“The easy-going hero”
In addition to Beatrice de Planissoles and that priestly sybarite Pierre Clergue, the third star of Montaillou is the shepherd Pierre Maury.
Ladurie is clearly disgusted by the predatory priest who was also an informer, and delighted by the free spirit Beatrice. But he is filled with endless admiration for the shepherd.
Pierre Maury, a wage-earner, not alienated, informed, informal, and sociable, enjoyed parties and entertainment, and even just a good meal among friends. There was nothing outstanding about his ordinary meals, but he had plenty of solid, nourishing food — meat, goat’s liver, pork, mutton, eggs, fish, cheese and milk — in people’s houses, in taverns and in the open air, with brothers, relatives, friends, comrades, enemies or bravos who had been sent to confiscate his flock and whom he had got round by making a big pie which they all devoured together.

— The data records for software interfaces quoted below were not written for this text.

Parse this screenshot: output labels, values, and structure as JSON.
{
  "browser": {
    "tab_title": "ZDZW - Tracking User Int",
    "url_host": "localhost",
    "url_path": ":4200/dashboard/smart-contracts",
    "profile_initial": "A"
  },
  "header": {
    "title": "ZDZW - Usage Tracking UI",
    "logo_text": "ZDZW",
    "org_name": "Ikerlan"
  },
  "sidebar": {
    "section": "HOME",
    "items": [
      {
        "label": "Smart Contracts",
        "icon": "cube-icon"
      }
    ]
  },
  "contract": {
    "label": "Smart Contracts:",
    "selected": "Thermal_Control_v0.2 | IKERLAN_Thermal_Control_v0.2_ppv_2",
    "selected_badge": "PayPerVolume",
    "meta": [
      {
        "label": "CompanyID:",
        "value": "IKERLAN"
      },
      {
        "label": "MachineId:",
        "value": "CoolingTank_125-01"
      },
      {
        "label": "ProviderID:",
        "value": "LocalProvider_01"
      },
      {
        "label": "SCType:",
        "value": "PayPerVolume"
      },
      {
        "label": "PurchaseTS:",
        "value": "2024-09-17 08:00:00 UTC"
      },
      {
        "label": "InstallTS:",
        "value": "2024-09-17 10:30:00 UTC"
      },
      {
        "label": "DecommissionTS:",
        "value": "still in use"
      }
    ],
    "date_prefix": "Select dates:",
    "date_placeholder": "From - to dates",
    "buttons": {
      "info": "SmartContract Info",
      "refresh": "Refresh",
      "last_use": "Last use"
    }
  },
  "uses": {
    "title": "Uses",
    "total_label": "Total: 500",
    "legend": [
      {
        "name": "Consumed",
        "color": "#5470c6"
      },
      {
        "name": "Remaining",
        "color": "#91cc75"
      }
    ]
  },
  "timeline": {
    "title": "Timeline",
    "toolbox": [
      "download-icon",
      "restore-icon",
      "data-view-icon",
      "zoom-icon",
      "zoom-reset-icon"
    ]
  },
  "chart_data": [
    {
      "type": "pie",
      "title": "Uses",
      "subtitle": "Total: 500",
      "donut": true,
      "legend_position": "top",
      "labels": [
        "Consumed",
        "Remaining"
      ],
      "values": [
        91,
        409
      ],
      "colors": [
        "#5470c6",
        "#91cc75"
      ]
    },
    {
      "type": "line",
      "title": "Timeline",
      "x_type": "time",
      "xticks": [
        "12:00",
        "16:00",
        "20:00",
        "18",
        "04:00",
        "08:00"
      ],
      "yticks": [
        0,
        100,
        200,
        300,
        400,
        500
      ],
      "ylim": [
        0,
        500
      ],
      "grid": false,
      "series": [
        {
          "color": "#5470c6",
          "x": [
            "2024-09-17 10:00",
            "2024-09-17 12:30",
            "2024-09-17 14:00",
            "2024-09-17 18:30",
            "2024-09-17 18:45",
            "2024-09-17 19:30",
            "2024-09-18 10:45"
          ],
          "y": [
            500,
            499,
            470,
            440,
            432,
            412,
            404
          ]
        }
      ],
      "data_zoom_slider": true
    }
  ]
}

In fact, Ladurie likes that pie story so much that he tells it twice. Here it is with a little more detail:
Twelve of the Bishop’s men, enraged at this trespass [of grazing his sheep on the Bishop’s land], came up specially from Bisbal de Falset in order to confiscate Pierre’s sheep. Pierre only extricated himself from this tight corner by cooking an enormous pie which was shared between the Bishop’s henchmen and the shepherd’s friends from Cerdague, Catalonia and Ariege.

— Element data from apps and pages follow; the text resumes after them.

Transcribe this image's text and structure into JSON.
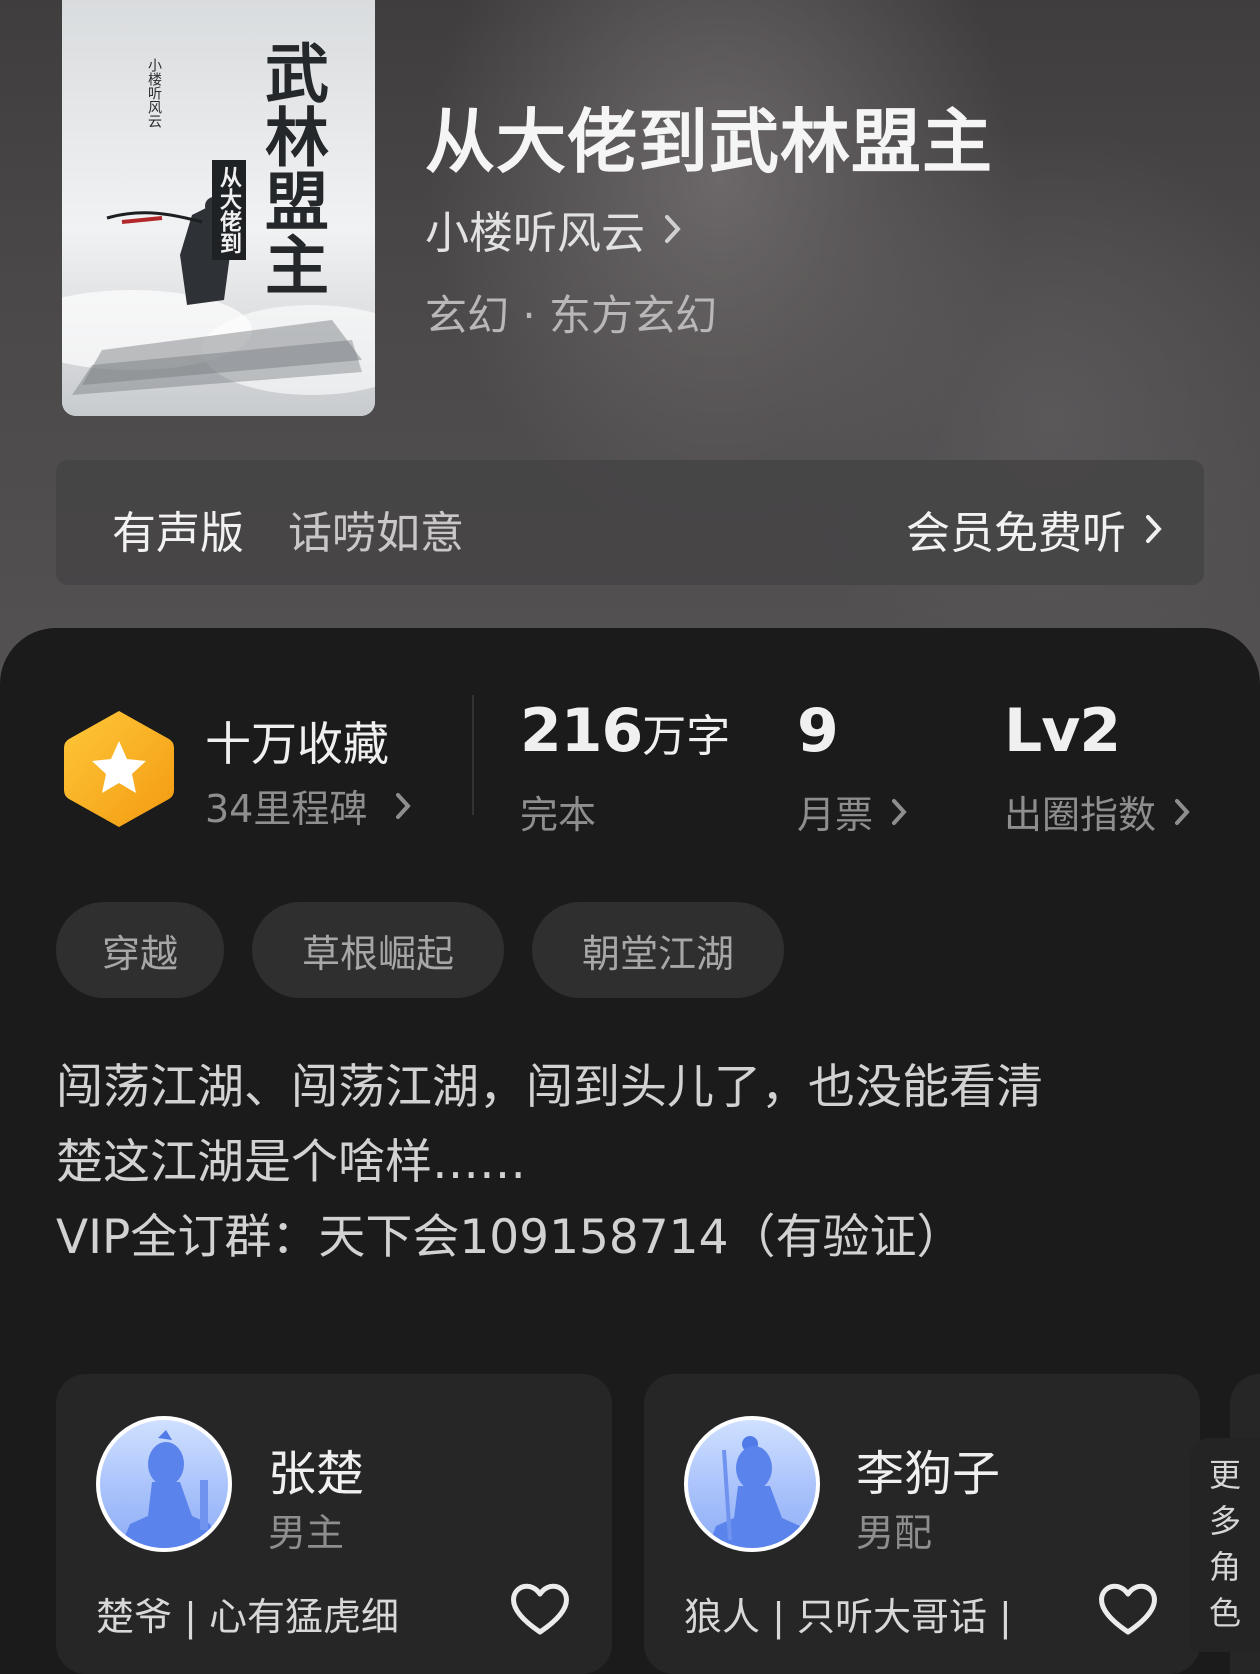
{
  "book": {
    "title": "从大佬到武林盟主",
    "author": "小楼听风云",
    "genre": "玄幻 · 东方玄幻",
    "cover": {
      "title_art": "武林盟主",
      "subtitle_art": "从大佬到",
      "author_art": "小楼听风云"
    }
  },
  "audio": {
    "label": "有声版",
    "narrator": "话唠如意",
    "action": "会员免费听"
  },
  "stats": {
    "collection": "十万收藏",
    "milestones": "34里程碑",
    "words_num": "216",
    "words_unit": "万字",
    "status": "完本",
    "monthly_votes": "9",
    "monthly_votes_label": "月票",
    "level": "Lv2",
    "level_label": "出圈指数"
  },
  "tags": [
    "穿越",
    "草根崛起",
    "朝堂江湖"
  ],
  "description": {
    "line1": "闯荡江湖、闯荡江湖，闯到头儿了，也没能看清",
    "line2": "楚这江湖是个啥样……",
    "line3": "VIP全订群：天下会109158714（有验证）"
  },
  "characters": [
    {
      "name": "张楚",
      "role": "男主",
      "desc": "楚爷 | 心有猛虎细"
    },
    {
      "name": "李狗子",
      "role": "男配",
      "desc": "狼人 | 只听大哥话 |"
    }
  ],
  "more_roles": [
    "更",
    "多",
    "角",
    "色"
  ],
  "colors": {
    "badge_orange": "#f7a51c",
    "panel_bg": "#1b1b1c",
    "avatar_blue": "#8eadf6"
  }
}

Pierre was a Cathar, but, over and above any religious beliefs, he was loyal, as in this story about his brother Jean’s illness:
One day when Jean was ill and delirious, he threatened to have all the heretics taken prisoner: he had never been a complete believer. Guillemette Maury, who was nursing him, said in alarm, “We must kill him; otherwise, if he gets better, he will send us all to prison and the stake.”
Pierre at once replied, “If you have my brother killed, I will eat you alive with my teeth, if I can be revenged no other way.” Guillemette soon changed the subject.
Yet, Pierre wasn’t someone who did much threatening. He wasn’t someone who held a grudge or was very prone to anger. He was, writes Ladurie, “the easy-going hero par excellence, the embodiment of cheerful openness towards the world and other people. When he greets anyone, even someone he scarcely knows and whom he has good reason to mistrust, he welcomes him with a ringing shepherd’s laugh.” In summary, Ladurie writes:
Well-shod for his long journeys in a pair of good shoes of Spanish leather — the only luxury he allowed himself — detached from the goods of this world, careless of the almost inevitable certainty of being arrested at some time by the Inquisition, leading a life that was both passionate and passionately interesting, Pierre Maury was a happy shepherd.
This happy shepherd, this lusty Beatrice, this predatory priest — these and so many others in Montaillou could fit well into Chaucer’s Canterbury Tales.
Or they could make the basis for a fascinating novel.
Yet, it’s a delight to know that they aren’t make-believe. They are — with their yearnings and curiosity and fear and pride — you and me.
Patrick T. Reardon